Tuesday, December 11, 2012
Neal Ekengren is a Maker from Longwood, FL. He works for Thompson Reuters creating Real Estate Valuation software. He is a recognized Master Gardener, historical miniatures gamer, and world traveller. But probably his longest running hobby interests have been chemistry and electronics. The old Radio Shack electronic kits and Chemistry sets from the 1960's were his favorite boyhood "toys". There were no integrated circuits or microcontrollers. A single transistor was a big deal. He survived the perils of these toys to graduate from the University of Kansas with degrees in Biochemistry and Petroleum Engineering.
Neal, was introduced to the Maker world by a Wired magazine article on the Arduino. His wife somehow knew he was interested and gave him one for Christmas. He figured he would play around, learn about these new fancy new microcontrollers, and light up a few LED's. Then the Maker bug hit. He envisioned a project combining his Arduino with chemistry, software development, and woodworking. MEOWSER was born. He had been viewing all the great online chemistry periodic tables that were showing up. The great idea was to use a computer mouse to point at the periodic table and create a cabinet full of mineral samples with LED lighting on each sample. The whole thing would have a user interface running on the computer that would talk to an Arduino to control the LED's.

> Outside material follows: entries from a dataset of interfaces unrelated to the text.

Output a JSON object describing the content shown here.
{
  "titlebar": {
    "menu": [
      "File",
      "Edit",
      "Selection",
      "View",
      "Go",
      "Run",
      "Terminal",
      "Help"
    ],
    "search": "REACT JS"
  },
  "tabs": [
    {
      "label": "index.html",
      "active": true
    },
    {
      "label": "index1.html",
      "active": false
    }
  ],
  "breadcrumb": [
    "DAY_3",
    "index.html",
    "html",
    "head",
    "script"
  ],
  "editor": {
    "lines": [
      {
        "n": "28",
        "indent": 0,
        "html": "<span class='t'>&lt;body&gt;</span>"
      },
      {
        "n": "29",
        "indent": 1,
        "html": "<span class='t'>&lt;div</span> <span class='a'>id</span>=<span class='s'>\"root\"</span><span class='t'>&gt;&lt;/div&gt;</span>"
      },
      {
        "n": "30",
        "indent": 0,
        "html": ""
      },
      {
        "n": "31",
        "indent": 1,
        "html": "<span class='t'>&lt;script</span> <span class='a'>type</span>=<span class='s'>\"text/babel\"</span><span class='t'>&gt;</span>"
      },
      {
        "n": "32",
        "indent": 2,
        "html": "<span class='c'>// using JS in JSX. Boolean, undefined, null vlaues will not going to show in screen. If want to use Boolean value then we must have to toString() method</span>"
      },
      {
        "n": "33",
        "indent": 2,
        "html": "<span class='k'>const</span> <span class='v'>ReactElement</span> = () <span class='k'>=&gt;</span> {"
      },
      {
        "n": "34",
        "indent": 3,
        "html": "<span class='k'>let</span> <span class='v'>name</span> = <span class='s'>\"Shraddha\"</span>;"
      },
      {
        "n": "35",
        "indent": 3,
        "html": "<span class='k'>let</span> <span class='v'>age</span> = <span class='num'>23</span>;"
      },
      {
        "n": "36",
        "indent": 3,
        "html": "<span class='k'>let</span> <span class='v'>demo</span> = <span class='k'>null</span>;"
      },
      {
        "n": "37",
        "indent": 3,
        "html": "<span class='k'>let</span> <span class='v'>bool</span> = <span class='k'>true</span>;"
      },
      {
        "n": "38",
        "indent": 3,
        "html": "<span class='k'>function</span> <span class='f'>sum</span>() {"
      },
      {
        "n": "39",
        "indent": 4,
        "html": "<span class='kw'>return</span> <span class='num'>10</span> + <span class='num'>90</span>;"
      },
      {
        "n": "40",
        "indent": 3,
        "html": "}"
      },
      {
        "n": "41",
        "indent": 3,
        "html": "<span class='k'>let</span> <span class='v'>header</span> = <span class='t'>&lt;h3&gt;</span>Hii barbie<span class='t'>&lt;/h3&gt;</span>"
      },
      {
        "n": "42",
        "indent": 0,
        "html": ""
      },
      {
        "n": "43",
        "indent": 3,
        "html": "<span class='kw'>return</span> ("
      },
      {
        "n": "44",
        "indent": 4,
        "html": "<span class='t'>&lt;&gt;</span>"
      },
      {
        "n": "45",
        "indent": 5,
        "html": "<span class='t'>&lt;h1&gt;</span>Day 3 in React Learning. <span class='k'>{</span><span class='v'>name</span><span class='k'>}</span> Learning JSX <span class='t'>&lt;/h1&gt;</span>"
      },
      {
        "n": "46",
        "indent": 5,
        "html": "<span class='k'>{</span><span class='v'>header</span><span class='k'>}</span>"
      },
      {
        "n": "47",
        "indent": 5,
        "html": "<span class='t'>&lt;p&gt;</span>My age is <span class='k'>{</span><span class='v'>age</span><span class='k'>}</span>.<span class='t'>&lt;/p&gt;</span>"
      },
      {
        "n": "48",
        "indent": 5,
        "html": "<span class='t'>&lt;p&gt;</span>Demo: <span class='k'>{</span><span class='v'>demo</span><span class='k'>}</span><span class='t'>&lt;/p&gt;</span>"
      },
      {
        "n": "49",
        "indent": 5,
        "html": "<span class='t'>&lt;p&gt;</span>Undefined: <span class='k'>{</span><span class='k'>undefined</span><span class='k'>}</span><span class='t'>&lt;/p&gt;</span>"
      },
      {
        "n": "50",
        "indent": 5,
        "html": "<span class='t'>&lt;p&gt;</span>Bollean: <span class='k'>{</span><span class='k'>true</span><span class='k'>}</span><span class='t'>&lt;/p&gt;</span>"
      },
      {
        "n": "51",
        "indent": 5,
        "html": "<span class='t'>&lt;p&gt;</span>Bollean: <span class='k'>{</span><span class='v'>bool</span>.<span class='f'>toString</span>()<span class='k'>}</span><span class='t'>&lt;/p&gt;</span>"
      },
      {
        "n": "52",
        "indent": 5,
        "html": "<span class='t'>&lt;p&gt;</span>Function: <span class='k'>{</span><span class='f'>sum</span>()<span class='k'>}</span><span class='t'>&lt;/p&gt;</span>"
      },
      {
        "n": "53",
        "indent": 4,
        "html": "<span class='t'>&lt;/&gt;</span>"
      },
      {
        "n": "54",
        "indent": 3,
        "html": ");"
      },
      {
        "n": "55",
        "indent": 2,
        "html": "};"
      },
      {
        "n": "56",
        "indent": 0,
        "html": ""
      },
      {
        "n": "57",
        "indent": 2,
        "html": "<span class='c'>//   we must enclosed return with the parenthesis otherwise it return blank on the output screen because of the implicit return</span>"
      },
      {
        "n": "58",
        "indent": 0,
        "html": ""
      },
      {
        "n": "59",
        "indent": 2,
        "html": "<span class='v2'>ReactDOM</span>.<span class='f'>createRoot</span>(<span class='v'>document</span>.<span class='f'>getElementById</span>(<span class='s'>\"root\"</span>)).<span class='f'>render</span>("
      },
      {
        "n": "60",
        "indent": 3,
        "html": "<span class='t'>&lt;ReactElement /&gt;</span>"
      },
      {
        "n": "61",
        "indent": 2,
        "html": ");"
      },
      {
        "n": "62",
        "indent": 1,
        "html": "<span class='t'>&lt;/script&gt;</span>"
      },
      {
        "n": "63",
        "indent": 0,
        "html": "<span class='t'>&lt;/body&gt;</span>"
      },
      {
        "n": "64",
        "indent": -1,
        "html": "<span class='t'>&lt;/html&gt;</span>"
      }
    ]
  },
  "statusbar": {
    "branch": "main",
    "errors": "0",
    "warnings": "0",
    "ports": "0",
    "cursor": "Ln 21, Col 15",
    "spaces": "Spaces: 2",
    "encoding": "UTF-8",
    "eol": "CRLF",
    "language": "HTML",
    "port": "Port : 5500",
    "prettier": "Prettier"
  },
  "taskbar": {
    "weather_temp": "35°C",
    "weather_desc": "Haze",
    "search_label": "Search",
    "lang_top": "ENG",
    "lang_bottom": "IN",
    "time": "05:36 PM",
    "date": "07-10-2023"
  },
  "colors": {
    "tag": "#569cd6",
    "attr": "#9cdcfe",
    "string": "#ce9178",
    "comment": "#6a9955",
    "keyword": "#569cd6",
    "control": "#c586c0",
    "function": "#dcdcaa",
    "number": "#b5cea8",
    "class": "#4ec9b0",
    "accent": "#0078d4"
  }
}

Here are links to the web pages which helped me formed the ideas for MEOWSER:
The Wooden Periodic Table gave me the idea for collecting element and mineral samples.
The Dynamic Periodic Table gave me the idea for the mouser driven software for the mineral cabinet LED's.
The Wired Magazine Article gave me the idea for controlled LED lighting with an Arduino.
Here are the primary links to the web pages which I used for research when building MEOWSER:
A comprehensive list of Minerals for each Element including weight by percentage.
An introduction to the history, sources, uses for each element at Wikipedia and also at